TRY IT: Every line below that holds the word "可以进行突破" must be listed.

━━ RECORDS FOR THIS EXERCISE

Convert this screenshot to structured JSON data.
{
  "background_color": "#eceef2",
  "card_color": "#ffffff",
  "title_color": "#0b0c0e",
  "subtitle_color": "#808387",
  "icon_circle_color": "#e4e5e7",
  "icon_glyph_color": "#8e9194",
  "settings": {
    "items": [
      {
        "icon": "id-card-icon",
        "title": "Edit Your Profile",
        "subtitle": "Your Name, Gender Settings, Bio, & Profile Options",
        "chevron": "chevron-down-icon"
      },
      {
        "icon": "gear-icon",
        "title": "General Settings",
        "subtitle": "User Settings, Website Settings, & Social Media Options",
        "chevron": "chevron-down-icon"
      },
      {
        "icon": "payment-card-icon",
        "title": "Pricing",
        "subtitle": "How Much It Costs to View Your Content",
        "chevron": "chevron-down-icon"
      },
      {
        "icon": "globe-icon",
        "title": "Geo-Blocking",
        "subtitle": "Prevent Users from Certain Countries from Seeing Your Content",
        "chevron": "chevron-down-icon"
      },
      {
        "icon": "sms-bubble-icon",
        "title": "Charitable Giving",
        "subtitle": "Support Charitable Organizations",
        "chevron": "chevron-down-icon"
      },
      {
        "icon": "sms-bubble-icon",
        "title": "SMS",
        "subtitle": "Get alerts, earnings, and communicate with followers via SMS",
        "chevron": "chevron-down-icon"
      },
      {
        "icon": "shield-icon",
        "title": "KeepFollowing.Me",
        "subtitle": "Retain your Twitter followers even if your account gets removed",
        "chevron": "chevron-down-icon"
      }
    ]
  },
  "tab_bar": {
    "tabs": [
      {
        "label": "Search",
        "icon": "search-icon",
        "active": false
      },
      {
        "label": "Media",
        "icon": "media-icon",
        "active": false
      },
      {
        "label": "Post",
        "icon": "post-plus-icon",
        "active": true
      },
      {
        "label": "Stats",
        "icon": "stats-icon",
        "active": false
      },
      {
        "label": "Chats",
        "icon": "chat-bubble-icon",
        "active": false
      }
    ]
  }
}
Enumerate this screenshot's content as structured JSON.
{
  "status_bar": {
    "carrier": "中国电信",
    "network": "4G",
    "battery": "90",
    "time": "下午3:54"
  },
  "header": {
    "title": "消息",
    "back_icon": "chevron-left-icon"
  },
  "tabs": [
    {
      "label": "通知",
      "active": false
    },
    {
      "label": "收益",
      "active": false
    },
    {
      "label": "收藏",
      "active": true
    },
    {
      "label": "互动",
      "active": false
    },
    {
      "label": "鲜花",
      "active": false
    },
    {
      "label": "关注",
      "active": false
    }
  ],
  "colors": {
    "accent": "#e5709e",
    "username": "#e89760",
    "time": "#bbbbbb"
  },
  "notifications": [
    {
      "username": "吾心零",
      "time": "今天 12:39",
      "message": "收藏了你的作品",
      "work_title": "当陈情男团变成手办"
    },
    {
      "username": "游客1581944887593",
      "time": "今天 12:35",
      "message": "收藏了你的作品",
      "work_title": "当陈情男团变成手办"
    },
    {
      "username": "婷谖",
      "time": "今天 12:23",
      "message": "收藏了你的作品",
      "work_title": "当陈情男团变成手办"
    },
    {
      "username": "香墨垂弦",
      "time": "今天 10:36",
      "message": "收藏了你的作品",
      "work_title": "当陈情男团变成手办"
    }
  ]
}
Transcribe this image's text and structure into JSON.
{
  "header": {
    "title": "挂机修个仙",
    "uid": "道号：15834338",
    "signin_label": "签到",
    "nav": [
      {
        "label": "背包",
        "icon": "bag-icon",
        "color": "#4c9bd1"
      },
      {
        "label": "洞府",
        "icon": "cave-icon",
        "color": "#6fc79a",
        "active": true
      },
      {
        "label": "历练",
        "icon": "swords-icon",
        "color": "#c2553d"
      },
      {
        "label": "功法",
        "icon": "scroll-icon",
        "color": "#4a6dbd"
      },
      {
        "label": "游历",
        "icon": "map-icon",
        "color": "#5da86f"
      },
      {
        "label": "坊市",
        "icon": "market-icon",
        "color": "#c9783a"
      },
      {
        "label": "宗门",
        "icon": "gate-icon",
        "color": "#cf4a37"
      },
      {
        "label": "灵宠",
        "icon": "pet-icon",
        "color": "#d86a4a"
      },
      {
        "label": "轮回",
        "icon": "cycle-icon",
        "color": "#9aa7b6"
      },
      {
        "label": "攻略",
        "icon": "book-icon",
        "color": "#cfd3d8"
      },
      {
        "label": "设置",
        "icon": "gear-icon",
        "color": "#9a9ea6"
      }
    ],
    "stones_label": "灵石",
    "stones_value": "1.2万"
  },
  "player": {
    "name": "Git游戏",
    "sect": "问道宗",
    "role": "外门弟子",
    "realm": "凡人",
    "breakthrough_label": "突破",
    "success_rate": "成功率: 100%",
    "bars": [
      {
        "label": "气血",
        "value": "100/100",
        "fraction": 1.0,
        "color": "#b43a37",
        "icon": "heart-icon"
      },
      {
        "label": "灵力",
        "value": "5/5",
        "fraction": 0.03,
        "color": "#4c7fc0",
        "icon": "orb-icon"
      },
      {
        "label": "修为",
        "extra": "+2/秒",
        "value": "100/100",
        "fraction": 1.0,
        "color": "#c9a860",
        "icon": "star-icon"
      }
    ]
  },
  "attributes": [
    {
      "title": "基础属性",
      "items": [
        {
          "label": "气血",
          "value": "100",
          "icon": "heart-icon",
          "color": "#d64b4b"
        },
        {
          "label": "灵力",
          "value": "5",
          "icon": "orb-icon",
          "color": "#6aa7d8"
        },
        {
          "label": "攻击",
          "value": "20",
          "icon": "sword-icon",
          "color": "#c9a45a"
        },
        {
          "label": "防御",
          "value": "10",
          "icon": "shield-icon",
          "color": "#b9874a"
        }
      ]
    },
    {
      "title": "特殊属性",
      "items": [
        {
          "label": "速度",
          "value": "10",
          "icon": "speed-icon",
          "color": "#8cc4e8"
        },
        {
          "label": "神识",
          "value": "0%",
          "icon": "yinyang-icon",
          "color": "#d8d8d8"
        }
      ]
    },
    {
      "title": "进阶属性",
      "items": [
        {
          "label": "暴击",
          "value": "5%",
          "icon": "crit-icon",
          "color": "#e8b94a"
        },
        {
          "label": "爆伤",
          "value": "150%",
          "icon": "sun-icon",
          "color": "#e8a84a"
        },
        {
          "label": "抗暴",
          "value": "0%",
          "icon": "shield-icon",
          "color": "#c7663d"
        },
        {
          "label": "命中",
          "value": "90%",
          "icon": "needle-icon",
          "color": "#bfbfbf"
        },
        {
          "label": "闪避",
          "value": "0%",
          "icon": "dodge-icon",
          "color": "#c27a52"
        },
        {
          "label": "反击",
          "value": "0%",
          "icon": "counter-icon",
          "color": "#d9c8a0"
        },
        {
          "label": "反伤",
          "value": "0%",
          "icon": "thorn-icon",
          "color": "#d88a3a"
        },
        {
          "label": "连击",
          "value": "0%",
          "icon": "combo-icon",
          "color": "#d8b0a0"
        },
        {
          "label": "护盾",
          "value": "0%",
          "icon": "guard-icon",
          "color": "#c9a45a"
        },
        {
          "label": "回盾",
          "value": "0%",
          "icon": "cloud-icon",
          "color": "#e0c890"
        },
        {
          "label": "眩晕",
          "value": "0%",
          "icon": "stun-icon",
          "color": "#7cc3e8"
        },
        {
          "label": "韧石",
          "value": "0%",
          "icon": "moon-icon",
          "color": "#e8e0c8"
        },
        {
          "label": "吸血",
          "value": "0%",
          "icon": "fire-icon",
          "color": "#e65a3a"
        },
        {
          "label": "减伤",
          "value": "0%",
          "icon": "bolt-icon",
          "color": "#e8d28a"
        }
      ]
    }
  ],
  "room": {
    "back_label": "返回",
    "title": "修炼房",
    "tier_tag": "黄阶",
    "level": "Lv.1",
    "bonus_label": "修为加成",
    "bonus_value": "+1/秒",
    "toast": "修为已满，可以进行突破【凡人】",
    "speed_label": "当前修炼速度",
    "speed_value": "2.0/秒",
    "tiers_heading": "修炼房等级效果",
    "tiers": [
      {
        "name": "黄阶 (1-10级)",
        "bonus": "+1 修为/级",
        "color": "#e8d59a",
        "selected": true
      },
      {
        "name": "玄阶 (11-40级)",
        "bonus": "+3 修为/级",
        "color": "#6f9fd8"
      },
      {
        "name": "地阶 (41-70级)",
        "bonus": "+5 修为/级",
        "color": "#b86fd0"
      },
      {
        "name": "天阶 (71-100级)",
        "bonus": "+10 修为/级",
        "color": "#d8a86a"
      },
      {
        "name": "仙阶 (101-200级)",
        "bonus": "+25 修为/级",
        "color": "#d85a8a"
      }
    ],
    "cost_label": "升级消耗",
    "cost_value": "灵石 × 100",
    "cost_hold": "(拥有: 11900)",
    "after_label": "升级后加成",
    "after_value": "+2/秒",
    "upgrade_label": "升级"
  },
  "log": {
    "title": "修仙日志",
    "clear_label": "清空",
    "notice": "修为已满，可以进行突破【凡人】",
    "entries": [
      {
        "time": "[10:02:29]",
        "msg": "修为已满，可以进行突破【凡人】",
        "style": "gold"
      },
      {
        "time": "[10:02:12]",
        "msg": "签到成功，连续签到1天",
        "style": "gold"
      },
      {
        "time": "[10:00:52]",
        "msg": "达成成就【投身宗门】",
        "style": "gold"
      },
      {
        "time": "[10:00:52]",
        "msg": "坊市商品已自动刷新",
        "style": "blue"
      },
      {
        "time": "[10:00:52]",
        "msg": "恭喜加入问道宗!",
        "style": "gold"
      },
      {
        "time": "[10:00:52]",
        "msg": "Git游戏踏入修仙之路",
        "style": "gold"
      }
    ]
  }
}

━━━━

TASK RESULT:
    "toast": "修为已满，可以进行突破【凡人】",
    "notice": "修为已满，可以进行突破【凡人】",
        "msg": "修为已满，可以进行突破【凡人】",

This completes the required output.